In the digital realm of 3D rendering, we can achieve Gobo light effects using texture maps or image planes. Texture maps are digital images applied to the surface of a 3D model to add detail and realism. As with any texture map, we can create Gobo maps by hand-painting, photo-editing, or procedurally generating patterns directly in our 3d software.
When used as a gobo light, we can apply a texture to a light source and project it onto the 3D scene to create a similar effect as a physical gobo light. This allows us 3D artists to easily add complex patterns or textures to our scenes.
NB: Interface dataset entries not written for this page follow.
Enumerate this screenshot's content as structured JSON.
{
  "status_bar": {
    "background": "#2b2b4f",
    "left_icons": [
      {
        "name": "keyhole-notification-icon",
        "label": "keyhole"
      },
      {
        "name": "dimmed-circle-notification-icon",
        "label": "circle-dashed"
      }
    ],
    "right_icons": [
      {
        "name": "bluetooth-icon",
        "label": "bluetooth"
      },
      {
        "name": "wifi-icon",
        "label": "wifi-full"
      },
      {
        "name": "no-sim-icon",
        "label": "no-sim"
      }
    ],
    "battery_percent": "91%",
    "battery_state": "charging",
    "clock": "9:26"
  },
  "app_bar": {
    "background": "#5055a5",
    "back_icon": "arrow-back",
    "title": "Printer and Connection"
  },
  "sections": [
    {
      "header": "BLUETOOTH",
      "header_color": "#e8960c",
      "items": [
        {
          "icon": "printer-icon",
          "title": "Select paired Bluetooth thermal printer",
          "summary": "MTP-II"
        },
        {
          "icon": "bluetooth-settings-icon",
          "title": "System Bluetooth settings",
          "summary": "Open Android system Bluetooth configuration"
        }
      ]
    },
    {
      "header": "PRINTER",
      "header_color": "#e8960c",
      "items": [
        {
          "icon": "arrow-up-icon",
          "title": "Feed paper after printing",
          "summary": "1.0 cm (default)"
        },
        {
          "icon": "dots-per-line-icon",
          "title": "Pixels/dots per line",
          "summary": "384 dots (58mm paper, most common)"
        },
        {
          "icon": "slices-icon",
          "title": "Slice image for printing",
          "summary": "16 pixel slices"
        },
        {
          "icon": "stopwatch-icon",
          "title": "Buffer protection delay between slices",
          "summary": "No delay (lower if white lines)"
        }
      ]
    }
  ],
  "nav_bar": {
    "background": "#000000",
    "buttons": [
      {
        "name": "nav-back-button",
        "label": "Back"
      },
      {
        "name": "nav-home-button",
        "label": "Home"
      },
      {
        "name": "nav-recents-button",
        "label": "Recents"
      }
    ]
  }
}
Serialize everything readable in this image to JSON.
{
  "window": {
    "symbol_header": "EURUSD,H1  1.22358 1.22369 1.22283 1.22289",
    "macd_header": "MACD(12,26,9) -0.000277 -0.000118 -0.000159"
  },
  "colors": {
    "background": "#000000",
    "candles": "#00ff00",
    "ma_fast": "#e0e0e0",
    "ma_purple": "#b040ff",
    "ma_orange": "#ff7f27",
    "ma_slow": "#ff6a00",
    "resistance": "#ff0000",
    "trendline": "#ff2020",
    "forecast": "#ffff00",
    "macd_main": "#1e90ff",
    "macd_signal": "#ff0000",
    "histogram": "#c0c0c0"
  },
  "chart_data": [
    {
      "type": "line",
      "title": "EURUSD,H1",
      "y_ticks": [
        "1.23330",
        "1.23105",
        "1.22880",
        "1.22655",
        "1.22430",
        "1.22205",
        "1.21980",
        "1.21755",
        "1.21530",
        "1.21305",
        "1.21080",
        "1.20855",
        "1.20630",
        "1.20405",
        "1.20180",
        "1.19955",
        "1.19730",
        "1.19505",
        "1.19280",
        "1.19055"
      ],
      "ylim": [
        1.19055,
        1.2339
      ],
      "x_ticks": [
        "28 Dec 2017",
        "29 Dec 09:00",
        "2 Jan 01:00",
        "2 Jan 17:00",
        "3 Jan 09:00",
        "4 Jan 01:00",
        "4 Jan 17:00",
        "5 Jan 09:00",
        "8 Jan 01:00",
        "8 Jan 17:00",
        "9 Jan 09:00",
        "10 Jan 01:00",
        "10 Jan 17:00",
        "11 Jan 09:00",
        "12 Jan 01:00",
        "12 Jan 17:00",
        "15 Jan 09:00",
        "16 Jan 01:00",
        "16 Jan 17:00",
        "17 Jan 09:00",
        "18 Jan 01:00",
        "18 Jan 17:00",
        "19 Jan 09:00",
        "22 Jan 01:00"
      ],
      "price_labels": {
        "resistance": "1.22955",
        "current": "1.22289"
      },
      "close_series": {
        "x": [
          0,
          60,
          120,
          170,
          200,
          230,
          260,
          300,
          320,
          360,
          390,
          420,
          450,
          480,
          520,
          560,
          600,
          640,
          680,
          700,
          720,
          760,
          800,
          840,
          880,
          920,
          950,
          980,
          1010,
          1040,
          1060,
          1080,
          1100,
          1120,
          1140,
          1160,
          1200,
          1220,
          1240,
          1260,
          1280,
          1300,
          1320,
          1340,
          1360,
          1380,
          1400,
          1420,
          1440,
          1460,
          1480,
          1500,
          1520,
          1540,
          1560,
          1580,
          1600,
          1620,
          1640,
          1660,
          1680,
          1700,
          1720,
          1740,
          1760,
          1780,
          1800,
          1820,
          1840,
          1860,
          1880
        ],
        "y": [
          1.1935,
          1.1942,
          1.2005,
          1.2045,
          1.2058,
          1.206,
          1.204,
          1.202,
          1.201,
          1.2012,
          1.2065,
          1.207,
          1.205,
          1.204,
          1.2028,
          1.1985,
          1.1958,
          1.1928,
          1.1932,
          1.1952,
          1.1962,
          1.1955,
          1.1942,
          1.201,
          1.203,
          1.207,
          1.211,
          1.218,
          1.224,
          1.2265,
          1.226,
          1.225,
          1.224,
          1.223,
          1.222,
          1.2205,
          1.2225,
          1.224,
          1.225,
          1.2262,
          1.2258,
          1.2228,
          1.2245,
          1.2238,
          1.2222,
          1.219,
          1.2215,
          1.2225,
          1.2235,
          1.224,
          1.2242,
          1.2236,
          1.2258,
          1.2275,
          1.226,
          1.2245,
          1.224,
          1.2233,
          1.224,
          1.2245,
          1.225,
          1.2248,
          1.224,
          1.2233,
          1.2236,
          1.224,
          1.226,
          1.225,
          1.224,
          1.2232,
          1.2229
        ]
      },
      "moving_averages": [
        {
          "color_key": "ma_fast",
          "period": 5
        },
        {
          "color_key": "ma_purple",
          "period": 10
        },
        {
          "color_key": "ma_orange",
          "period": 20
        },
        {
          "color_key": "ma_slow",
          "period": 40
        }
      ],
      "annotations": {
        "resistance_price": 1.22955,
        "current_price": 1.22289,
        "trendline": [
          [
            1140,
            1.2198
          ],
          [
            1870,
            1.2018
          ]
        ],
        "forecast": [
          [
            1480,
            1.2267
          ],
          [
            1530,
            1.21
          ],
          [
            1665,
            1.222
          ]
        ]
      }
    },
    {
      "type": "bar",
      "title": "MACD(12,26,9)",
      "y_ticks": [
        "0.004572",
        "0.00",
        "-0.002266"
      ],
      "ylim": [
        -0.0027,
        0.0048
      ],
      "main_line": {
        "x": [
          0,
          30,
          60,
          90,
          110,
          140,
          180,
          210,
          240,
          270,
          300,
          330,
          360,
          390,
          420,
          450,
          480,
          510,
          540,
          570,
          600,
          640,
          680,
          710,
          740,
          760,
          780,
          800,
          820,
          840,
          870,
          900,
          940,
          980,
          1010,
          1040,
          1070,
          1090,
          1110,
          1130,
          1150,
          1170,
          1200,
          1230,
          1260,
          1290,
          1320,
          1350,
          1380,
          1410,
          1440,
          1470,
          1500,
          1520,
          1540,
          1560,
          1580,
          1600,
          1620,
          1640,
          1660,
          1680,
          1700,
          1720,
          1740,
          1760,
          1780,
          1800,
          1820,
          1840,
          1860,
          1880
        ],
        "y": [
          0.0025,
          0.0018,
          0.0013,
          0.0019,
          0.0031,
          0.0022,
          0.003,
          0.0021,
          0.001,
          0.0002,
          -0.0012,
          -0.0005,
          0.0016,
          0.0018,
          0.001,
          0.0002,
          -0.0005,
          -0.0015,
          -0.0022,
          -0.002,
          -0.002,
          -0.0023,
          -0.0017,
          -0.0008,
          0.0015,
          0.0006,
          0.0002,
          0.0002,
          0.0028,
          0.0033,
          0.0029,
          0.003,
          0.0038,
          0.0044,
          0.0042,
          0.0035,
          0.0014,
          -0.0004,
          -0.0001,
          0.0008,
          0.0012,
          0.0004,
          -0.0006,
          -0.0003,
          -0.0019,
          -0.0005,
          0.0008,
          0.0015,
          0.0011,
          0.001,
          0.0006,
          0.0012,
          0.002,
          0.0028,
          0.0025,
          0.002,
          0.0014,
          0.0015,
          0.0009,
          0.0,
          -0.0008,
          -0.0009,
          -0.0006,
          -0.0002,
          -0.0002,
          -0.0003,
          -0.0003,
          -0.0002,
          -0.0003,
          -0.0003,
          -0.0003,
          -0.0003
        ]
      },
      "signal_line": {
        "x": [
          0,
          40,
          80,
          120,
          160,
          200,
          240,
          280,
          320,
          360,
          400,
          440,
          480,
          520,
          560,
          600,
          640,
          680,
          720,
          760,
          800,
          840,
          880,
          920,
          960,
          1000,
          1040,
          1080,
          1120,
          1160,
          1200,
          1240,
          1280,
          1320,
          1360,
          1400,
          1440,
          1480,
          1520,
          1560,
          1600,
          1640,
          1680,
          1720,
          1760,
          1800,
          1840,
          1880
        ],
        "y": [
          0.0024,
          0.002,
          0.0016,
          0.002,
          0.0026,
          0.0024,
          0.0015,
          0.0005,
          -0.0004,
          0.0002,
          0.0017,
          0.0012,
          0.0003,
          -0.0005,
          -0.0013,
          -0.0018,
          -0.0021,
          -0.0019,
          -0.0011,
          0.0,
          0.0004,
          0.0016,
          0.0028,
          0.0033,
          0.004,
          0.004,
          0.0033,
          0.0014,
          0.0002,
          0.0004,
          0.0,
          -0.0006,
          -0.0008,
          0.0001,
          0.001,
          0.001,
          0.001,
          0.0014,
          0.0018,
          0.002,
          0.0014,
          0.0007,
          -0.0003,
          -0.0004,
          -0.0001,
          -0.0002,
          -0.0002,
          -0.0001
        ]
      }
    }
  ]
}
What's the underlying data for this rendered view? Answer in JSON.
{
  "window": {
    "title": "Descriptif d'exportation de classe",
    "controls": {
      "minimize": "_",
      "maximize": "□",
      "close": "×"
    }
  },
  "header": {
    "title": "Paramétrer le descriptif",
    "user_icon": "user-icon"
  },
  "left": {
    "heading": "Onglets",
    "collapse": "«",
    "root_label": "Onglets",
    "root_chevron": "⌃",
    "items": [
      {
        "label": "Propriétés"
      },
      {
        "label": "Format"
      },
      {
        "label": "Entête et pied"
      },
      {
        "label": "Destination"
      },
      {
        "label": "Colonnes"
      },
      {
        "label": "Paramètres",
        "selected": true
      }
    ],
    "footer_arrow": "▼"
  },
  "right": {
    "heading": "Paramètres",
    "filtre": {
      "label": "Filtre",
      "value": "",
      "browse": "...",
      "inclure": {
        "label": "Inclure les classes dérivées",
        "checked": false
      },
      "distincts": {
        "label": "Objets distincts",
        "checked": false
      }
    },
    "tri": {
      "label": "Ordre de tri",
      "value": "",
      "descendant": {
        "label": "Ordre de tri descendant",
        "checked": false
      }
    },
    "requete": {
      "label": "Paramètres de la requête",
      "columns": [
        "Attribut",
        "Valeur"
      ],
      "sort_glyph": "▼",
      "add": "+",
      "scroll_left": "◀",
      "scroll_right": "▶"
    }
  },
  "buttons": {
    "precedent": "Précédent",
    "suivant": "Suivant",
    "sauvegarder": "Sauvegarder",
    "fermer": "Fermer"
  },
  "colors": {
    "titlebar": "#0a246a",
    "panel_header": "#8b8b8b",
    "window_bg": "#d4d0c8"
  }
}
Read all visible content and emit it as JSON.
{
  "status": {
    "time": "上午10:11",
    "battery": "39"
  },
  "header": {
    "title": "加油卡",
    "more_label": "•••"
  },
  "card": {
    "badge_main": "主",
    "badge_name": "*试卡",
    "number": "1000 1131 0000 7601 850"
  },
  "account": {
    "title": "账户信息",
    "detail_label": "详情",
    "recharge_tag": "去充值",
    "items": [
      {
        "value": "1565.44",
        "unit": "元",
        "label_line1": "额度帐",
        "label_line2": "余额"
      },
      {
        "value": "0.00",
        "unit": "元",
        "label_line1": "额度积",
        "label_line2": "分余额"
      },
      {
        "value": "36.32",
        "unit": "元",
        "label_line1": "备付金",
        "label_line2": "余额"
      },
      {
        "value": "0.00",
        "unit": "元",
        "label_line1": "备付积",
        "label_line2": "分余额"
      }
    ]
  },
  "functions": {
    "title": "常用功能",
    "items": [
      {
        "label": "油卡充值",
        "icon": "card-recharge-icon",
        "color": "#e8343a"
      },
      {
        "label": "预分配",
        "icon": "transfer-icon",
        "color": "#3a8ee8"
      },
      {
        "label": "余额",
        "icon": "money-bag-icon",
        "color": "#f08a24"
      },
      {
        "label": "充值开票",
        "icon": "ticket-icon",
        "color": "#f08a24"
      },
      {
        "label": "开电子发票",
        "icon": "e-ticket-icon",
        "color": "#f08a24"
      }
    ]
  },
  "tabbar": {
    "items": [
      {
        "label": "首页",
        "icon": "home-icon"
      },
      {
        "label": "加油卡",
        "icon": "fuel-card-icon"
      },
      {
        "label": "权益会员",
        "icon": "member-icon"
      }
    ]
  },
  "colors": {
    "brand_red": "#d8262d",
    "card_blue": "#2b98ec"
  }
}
Setting up a Gobo light in Blender is pretty straightforward, but there are a few steps you'll need to follow. First, you need to have at least one object and a spotlight in your scene.
To turn the spotlight into a Gobo light, you'll need to create a texture map to use as the Gobo. You can do this by either creating a new texture map within Blender or importing an existing one.
Enable “Use Nodes” on the spotlight and in the shader editor, add an image texture node and connect it to the input of the light’s Emission shader.
For finer control, add a Vector>Mapping node and an Input>Texture Coordinate node as shown below:
Changing the scale values on the mapping node will control how the texture repeats.
Changing the values of the spotlight’s Radius parameter will affect the hardness of the Gobo shadows.
Gobo lights can be used subtly to add a sense of realism and believability to a 3D render. Simulating light passing through obstacles, in general, can create a sense of depth and spatial awareness in the render, making it feel more like a real environment.
Gobo lights can also be used to project subtle textures or patterns onto objects in the scene, such as the graining of wood or the texture of a stone wall. These subtle touches can help to add depth and detail to the render, making it feel more believable and realistic. Overall, Gobo lights can be a powerful tool for enhancing the believability of a 3D render, and when used effectively, they can help to create a more immersive and convincing environment.
While there are no distinct shadow patterns that suggest the influence of Gobos in the example above, the play of different textures from the light sources on the right side render lends more visual interest to the image (in the writer’s humble opinion).
In conclusion, Gobo lights are a powerful tool in lighting design that can add atmosphere, depth, and practical effects to a scene. Whether used in physical lighting setups or simulated in 3D rendering, Gobo lights can help bring a production to life more engagingly and realistically.
By understanding the principles of Gobo light use and how they can be applied in different contexts, lighting designers and 3D artists can fully utilize the creative potential of Gobo lights to bring their visions to life. Whether you're just starting out in lighting design or are an experienced professional, Gobo lights are a valuable tool that can enhance your work in countless ways.